A look at how the Khan Academy came to be, and powerful ideas that can truly change education.
I am currently reading Sal Khan’s book The One World Schoolhouse: Education Reimagined and it didn’t take very long to come to feel strongly that this book should be required reading for educators everywhere. I’ve been a fan of Salman Khan since I came across his work in early 2010 and shared it in this post. It’s almost hard to believe how far Khan’s work has evolved in the few years since then, but when you read the book it becomes evident how this evolution came to pass. Today the Khan Academy is endowed with millions by major philanthropists like The Gates Foundation, and they are paving the way for the potential reinvention of education delivery, differentiation, assessment, and ultimately outcomes and true subject mastery.
My first introduction to the concept of the flipped classroom came about because of my interest in the Khan Academy, and I am thoroughly grateful for that since ‘the flip’ has had a powerful impact on my work as an education technology advocate. I should also clarify that, while Mr. Khan espouses elements of reverse instruction, the work of the Khan Academy stretches well beyond the concept.
In this book, published late last year, Khan tells the story of the evolution of the Khan Academy. Along the way he makes a powerful case for the ideas that drove the formation of this pioneering education technology non-profit powerhouse, and how those notions can truly transform education and deliver on the promise of technology.
A Model Long Overdue for Change
In his introduction, Khan starts with the fact that the basic education model in the U.S. and the world at large has not fundamentally changed for over a century. Anyone paying the least bit of attention to the state of education outcomes and credential attainment can hardly deny that this model is overdue for some changes. The old model doesn’t fit our changing needs.
“It’s a fundamentally passive way of learning while the world requires more and more active processing of information. The old model is based on pushing students together in age-group batches with one-pace-fits-all curricula and hoping they pick up something along the way.”
The dialogue about the need for change has been going on for decades but, “instead of acting, people just keep talking about incremental changes”. The dialogue consistently stops short of the fundamental questions that the situation demands, “focusing instead on a handful of familiar but misplaced obsessions like test scores and graduation rates”. While these are not trivial concerns, the higher goal is empowering future generations to live productive lives and fulfill the responsibilities of a true democracy.
Why do students commonly forget so much of what they have “learned” shortly after they regurgitate it for a test? Why are so many adults quick to explain that there is little if any connection between much of what they learned in school and what they do in their daily lives? As Khan stumbled into teaching, by way of striving to help a bright young cousin who had ‘hit a wall’ in math, he realized he wanted to teach the way he wished he had been taught.
“What I didn’t want was the dreary process that sometimes went on in classrooms – rote memorization and plug-in formulas aimed at nothing more lasting or meaningful then a good grade on the next exam. Rather, I hoped to help students see the connections, the progression, between one lesson and the next; to hone their intuitions so that mere information, absorbed one concept at a time, could develop into true mastery of the subject. In a word, I wanted to restore the excitement – the active participation in learning and the natural high that went with it – that conventional curricula sometimes seemed to bludgeon into submission.”

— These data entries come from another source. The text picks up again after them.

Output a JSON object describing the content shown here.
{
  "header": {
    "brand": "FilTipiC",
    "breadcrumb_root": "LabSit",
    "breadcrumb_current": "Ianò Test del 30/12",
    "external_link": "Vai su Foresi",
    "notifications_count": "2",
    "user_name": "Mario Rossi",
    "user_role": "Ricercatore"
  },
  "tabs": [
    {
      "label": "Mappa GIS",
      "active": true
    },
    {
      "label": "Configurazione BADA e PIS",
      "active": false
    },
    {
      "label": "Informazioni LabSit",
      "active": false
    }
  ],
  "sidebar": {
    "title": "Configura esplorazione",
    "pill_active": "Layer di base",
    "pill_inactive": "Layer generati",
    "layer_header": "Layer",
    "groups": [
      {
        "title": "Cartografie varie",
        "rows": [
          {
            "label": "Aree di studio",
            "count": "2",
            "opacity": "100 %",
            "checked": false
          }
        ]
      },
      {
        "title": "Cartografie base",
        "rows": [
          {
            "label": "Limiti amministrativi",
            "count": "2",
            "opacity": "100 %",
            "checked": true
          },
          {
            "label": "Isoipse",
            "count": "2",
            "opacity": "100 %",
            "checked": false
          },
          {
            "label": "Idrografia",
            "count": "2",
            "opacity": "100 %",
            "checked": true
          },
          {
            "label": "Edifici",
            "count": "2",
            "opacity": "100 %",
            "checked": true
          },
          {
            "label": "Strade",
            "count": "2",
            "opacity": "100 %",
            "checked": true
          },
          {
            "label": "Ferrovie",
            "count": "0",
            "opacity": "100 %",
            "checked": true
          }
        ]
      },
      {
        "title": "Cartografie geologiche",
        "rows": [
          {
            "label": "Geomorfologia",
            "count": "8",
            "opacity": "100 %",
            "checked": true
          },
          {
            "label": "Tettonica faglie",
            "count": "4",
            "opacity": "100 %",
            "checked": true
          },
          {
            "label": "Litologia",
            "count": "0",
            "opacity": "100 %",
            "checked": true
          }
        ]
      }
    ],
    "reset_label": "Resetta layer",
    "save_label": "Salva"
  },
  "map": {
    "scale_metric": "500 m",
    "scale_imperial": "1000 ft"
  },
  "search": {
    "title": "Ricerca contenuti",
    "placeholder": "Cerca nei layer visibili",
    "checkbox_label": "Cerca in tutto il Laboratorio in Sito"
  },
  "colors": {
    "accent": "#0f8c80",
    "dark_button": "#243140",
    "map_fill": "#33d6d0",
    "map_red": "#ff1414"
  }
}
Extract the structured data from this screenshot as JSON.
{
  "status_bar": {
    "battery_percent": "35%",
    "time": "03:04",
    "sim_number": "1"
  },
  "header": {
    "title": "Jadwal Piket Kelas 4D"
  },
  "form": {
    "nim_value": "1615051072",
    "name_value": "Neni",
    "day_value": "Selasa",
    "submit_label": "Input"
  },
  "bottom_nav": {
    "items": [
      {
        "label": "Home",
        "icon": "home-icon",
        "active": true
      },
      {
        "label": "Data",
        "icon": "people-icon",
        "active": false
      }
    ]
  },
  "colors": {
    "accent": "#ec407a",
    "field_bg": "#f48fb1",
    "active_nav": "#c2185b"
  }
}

As the introduction draws to a close, Khan notes that far too many capable kids are being badly served by their schools. This problem crosses all boundaries – from privileged private schools to underfunded ones, and from gifted students to those being labeled as “challenged”. Many seemingly successful students will acknowledge that they got good grades but didn’t learn much, and many students who have been categorized into slower tracks are as capable of learning as their faster-track classmates.
In coming weeks, I will review more of this inspiring work.
Related Posts (if the above topic is of interest, you might want to check these out):
Exploring the Khan Academy’s use of Learning Data and Learning Analytics
Is Reverse Instruction Education Technology’s Perfect Storm?
Measured Results Demonstrate Enhanced Learning Outcomes in the Flipped Classroom